Morals under the Gun: The Cardinal Virtues, Military Ethics, and American Society

Article excerpt

Only the dead have seen the end of war.

-Plato, 347 B.C.

Morals under the Gun: The Cardinal Virtues, Military Ethics, and American Society by Dr. James H. Toner. University Press of Kentucky (http:// www.uky.edu/UniversityPress), 663 South Limestone Street, Lexington, Kentucky 40508-4008, 2000, 215 pages, $29.95.

Ethics isn't for sissies. It requires not only mental effort to cogitate the concepts but also the character of conviction to act upon them. As Dr. Jim Toner argues in Morals under the Gun, "Ethics is owing." That message is his paramount motive behind this new book-to spur readers on to moral, ethical works. Living up to his reputation as a leading military ethicist (and part-time baseball coach), once again Toner has hit a home run in the field of military ethics.

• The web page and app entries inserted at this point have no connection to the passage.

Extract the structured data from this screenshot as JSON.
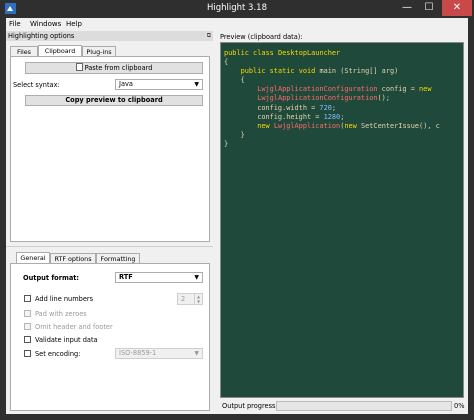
{
  "window": {
    "title": "Highlight 3.18"
  },
  "menu": [
    "File",
    "Windows",
    "Help"
  ],
  "dock": {
    "title": "Highlighting options",
    "float_symbol": "⧉"
  },
  "top_tabs": [
    "Files",
    "Clipboard",
    "Plug-ins"
  ],
  "clipboard": {
    "paste_button": "Paste from clipboard",
    "syntax_label": "Select syntax:",
    "syntax_value": "Java",
    "copy_button": "Copy preview to clipboard"
  },
  "bottom_tabs": [
    "General",
    "RTF options",
    "Formatting"
  ],
  "general": {
    "output_format_label": "Output format:",
    "output_format_value": "RTF",
    "line_numbers_label": "Add line numbers",
    "line_numbers_value": "2",
    "pad_zeroes_label": "Pad with zeroes",
    "omit_header_label": "Omit header and footer",
    "validate_label": "Validate input data",
    "encoding_label": "Set encoding:",
    "encoding_value": "ISO-8859-1"
  },
  "preview": {
    "label": "Preview (clipboard data):",
    "code_lines": [
      [
        [
          "kw",
          "public "
        ],
        [
          "kw",
          "class "
        ],
        [
          "ty",
          "DesktopLauncher"
        ]
      ],
      [
        [
          "br",
          "{"
        ]
      ],
      [
        [
          "br",
          "    "
        ],
        [
          "kw",
          "public "
        ],
        [
          "kw",
          "static "
        ],
        [
          "kw",
          "void "
        ],
        [
          "br",
          "main (String[] arg)"
        ]
      ],
      [
        [
          "br",
          "    {"
        ]
      ],
      [
        [
          "br",
          "        "
        ],
        [
          "fn",
          "LwjglApplicationConfiguration"
        ],
        [
          "br",
          " config = "
        ],
        [
          "kw",
          "new"
        ]
      ],
      [
        [
          "br",
          "        "
        ],
        [
          "fn",
          "LwjglApplicationConfiguration"
        ],
        [
          "br",
          "();"
        ]
      ],
      [
        [
          "br",
          "        config.width = "
        ],
        [
          "nm",
          "720"
        ],
        [
          "br",
          ";"
        ]
      ],
      [
        [
          "br",
          "        config.height = "
        ],
        [
          "nm",
          "1280"
        ],
        [
          "br",
          ";"
        ]
      ],
      [
        [
          "br",
          "        "
        ],
        [
          "kw",
          "new "
        ],
        [
          "fn",
          "LwjglApplication"
        ],
        [
          "br",
          "("
        ],
        [
          "kw",
          "new "
        ],
        [
          "br",
          "SetCenterIssue(), c"
        ]
      ],
      [
        [
          "br",
          "    }"
        ]
      ],
      [
        [
          "br",
          "}"
        ]
      ]
    ]
  },
  "progress": {
    "label": "Output progress:",
    "value": 0,
    "percent_text": "0%"
  },
  "colors": {
    "editor_bg": "#1f4a3b",
    "keyword": "#ffd700",
    "number": "#7fbfff",
    "class_name": "#ff6a6a",
    "text": "#e6d3ad",
    "progress_fill": "#06b025"
  },
  "icons": [
    "app-icon",
    "minimize-icon",
    "maximize-icon",
    "close-icon",
    "float-icon",
    "dropdown-arrow-icon",
    "spin-arrows-icon"
  ]
}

This book demands more than one read, and it should become a seminal work in ethics studies.

Like the "weeping prophet" Jeremiah, Toner sounds an alarm by declaring that ethics is in real trouble, having come under the gun of socially driven relativism and its effects on social mores, religion, and military service. Regardless of the reader's profession, this uncompromising indictment of our time hits home, providing a pragmatic approach to a deep philosophical subject and going beyond mere academic contemplation to the realpolitik of everyday life. We all can, and should, do a little more thinking about why we act the way we do as we maintain our pace on the hamster wheel. Toner provides insight.

Because his initial approach is rather Machiavellian-although more in method than in message-some unsettled readers may toss the book early without realizing that the errant pitch is intended for effect. …